What is your name and your current occupation?
Alexandra Kube- currently unemployed/semi-self employedWhat are some of the crazier jobs you had before getting into animation?
The craziest job was a cab driver in Hollywood back in the 70’s. I lasted all but a couple months.
What are some of your favorite projects you’re proud to have been a part of?
Definitely “Pinky and The Brain”. The show was cleaver and the staff were great people. That was my first job as an artist. Kinda like the love we hold for our first car… I’ll always look back on those years as the best and most sentimental.
How did you become interested in animation?
It started as a childhood fantasy, inspired by feature animation films. As a child I would carry around my treasured books, endlessly looking at the Disney illustrations.
Where are you from and how did you get into the animation business?

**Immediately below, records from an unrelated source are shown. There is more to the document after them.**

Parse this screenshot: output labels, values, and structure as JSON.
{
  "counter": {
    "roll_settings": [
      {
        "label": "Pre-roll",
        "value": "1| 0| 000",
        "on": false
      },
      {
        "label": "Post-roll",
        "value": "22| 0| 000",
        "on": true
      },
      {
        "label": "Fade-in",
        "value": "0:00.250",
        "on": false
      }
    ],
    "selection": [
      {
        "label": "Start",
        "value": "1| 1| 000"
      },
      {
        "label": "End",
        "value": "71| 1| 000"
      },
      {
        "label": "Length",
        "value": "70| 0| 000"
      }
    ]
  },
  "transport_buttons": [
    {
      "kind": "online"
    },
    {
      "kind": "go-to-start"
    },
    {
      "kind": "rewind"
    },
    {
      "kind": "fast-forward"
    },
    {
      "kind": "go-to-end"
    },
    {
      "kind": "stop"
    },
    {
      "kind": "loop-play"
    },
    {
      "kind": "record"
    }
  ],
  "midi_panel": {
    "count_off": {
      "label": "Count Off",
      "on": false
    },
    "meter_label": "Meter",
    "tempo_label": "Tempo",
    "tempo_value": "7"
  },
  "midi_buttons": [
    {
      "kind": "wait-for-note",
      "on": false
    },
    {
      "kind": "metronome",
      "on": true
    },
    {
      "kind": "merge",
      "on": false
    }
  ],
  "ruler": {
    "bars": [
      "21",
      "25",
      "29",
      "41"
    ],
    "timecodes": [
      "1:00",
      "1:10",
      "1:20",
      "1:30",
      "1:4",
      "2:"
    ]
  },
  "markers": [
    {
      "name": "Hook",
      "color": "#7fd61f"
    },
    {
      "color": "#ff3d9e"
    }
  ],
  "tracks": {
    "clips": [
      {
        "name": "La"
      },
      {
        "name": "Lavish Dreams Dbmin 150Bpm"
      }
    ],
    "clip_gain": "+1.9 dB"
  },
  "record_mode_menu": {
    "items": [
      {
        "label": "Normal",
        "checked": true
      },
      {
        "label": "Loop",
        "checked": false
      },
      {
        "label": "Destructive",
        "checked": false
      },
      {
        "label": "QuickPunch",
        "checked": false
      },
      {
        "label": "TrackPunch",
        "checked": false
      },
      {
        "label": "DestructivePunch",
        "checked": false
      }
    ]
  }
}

Born in Boston but spent most of my life in Southern California. Fate pointed me to my first animation studio when they moved into a building next to where I lived. I had been reading about the early days at Disney and working on my art degree at the same time. The industry kept me living in Los Angeles as long as there was work.
What’s a typical day like for you with regards to your job?
In retrospect, I sat at an animation desk and drew objects all day. I was responsible for getting reference material for the props I needed to draw, which was not as easy as it is today. We had a library for material. The studios I worked in were always social places where we would just pop in on other artists when we needed to take a break. Working with such talented artists was an inspiration to my own creative process. I pinched myself occasionally just to verify that I wasn’t dreaming.
What part of your job do you like best? Why?
I loved the people, the fact that I was drawing for a living. Once I was asked for my autograph when a stranger heard I was working on a popular show. I was proud to be part of the process on a show that people enjoyed.
What part of your job do you like least? Why?
No employment security. It felt like I was always one foot in and one foot out.
What is the most difficult part for you about being in the business?
I’ve spent most of my animation career drawing props. Although my passion has always been background painting, I rarely had the opportunity to apply my skills in that area. Traditional painting jobs were hard to come by and even harder now.
What kind of technology do you work with on a daily basis?
I would imagine these days it’s working with a tablet and working in Adobe, but it’s been so long since I’ve worked in house, I couldn’t tell you for sure. I used a pencil/ pen and paper.In your travels, have you had any brushes with animation greatness?
Too many to mention. I have my heros and am happy to say that the best ones are the most humble.Describe a tough situation you had in life.
Seriously, you don’t get to be my age and not have a significant collection of tough experiences. I’d say one of the biggest heartbreakers was falling out of the industry. Right up there with loosing family. But, on the lighter side, I paint more.
Any side projects or you’re working on or hobbies you’d like to share details of?
Painting in oils, Landscapes and some abstracts. I love the process, and am enjoying the results more and more. I’d love to illustrate a book someday. With the technology being so accessible and more user friendly, maybe it’ll be an animated short just for the heck of it. I have plenty of ideas.Any unusual talents or hobbies like tying a cherry stem with your tongue or metallurgy?
I became a certified massage therapist after my last in house animation gig. I did have a salad dressing business for a few years. I had my own product in natural food markets for a little while. I also realized I’m a good organizer of events. Hmmm, still looking for that one thing to pay the bills and make me smile at the same time.